| Work to complete |
Retype the full set of data, character for character.

BEGIN Information supplied

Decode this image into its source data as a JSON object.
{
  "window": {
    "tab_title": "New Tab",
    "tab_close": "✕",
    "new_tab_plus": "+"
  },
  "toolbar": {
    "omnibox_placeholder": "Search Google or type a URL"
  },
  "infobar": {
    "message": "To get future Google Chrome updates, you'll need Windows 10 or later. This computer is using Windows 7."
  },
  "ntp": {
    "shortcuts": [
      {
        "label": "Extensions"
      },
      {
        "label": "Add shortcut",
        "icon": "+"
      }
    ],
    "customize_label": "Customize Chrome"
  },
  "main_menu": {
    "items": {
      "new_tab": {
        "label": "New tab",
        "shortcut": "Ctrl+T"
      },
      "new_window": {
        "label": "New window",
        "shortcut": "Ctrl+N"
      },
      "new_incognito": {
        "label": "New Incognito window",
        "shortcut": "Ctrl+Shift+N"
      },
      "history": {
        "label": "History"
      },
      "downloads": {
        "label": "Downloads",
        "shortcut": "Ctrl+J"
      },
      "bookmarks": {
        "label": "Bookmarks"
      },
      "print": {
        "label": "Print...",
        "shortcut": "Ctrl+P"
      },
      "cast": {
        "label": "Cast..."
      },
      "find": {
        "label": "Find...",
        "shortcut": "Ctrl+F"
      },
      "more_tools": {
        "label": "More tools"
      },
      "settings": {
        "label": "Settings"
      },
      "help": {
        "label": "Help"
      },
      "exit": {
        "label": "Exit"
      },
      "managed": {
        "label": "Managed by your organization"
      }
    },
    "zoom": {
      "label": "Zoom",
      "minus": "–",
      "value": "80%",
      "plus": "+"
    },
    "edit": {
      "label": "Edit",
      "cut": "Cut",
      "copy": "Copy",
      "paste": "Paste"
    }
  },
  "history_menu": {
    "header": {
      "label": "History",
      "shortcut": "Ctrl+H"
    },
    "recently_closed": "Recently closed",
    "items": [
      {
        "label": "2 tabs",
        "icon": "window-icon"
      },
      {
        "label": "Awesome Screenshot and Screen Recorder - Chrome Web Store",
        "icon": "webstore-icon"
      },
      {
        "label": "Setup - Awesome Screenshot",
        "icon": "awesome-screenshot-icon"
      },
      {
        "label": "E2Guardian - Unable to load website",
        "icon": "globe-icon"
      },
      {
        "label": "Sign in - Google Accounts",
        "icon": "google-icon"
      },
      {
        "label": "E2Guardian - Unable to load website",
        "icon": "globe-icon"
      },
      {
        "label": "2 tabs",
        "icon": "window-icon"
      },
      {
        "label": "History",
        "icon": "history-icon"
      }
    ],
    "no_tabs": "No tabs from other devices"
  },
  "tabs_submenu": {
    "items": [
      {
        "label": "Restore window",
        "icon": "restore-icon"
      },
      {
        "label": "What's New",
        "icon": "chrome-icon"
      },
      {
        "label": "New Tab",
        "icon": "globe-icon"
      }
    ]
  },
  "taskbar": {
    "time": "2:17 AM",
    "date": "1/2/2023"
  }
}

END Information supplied

| Your response |
Decode this image into its source data as a JSON object.
{
  "window": {
    "tab_title": "New Tab",
    "tab_close": "✕",
    "new_tab_plus": "+"
  },
  "toolbar": {
    "omnibox_placeholder": "Search Google or type a URL"
  },
  "infobar": {
    "message": "To get future Google Chrome updates, you'll need Windows 10 or later. This computer is using Windows 7."
  },
  "ntp": {
    "shortcuts": [
      {
        "label": "Extensions"
      },
      {
        "label": "Add shortcut",
        "icon": "+"
      }
    ],
    "customize_label": "Customize Chrome"
  },
  "main_menu": {
    "items": {
      "new_tab": {
        "label": "New tab",
        "shortcut": "Ctrl+T"
      },
      "new_window": {
        "label": "New window",
        "shortcut": "Ctrl+N"
      },
      "new_incognito": {
        "label": "New Incognito window",
        "shortcut": "Ctrl+Shift+N"
      },
      "history": {
        "label": "History"
      },
      "downloads": {
        "label": "Downloads",
        "shortcut": "Ctrl+J"
      },
      "bookmarks": {
        "label": "Bookmarks"
      },
      "print": {
        "label": "Print...",
        "shortcut": "Ctrl+P"
      },
      "cast": {
        "label": "Cast..."
      },
      "find": {
        "label": "Find...",
        "shortcut": "Ctrl+F"
      },
      "more_tools": {
        "label": "More tools"
      },
      "settings": {
        "label": "Settings"
      },
      "help": {
        "label": "Help"
      },
      "exit": {
        "label": "Exit"
      },
      "managed": {
        "label": "Managed by your organization"
      }
    },
    "zoom": {
      "label": "Zoom",
      "minus": "–",
      "value": "80%",
      "plus": "+"
    },
    "edit": {
      "label": "Edit",
      "cut": "Cut",
      "copy": "Copy",
      "paste": "Paste"
    }
  },
  "history_menu": {
    "header": {
      "label": "History",
      "shortcut": "Ctrl+H"
    },
    "recently_closed": "Recently closed",
    "items": [
      {
        "label": "2 tabs",
        "icon": "window-icon"
      },
      {
        "label": "Awesome Screenshot and Screen Recorder - Chrome Web Store",
        "icon": "webstore-icon"
      },
      {
        "label": "Setup - Awesome Screenshot",
        "icon": "awesome-screenshot-icon"
      },
      {
        "label": "E2Guardian - Unable to load website",
        "icon": "globe-icon"
      },
      {
        "label": "Sign in - Google Accounts",
        "icon": "google-icon"
      },
      {
        "label": "E2Guardian - Unable to load website",
        "icon": "globe-icon"
      },
      {
        "label": "2 tabs",
        "icon": "window-icon"
      },
      {
        "label": "History",
        "icon": "history-icon"
      }
    ],
    "no_tabs": "No tabs from other devices"
  },
  "tabs_submenu": {
    "items": [
      {
        "label": "Restore window",
        "icon": "restore-icon"
      },
      {
        "label": "What's New",
        "icon": "chrome-icon"
      },
      {
        "label": "New Tab",
        "icon": "globe-icon"
      }
    ]
  },
  "taskbar": {
    "time": "2:17 AM",
    "date": "1/2/2023"
  }
}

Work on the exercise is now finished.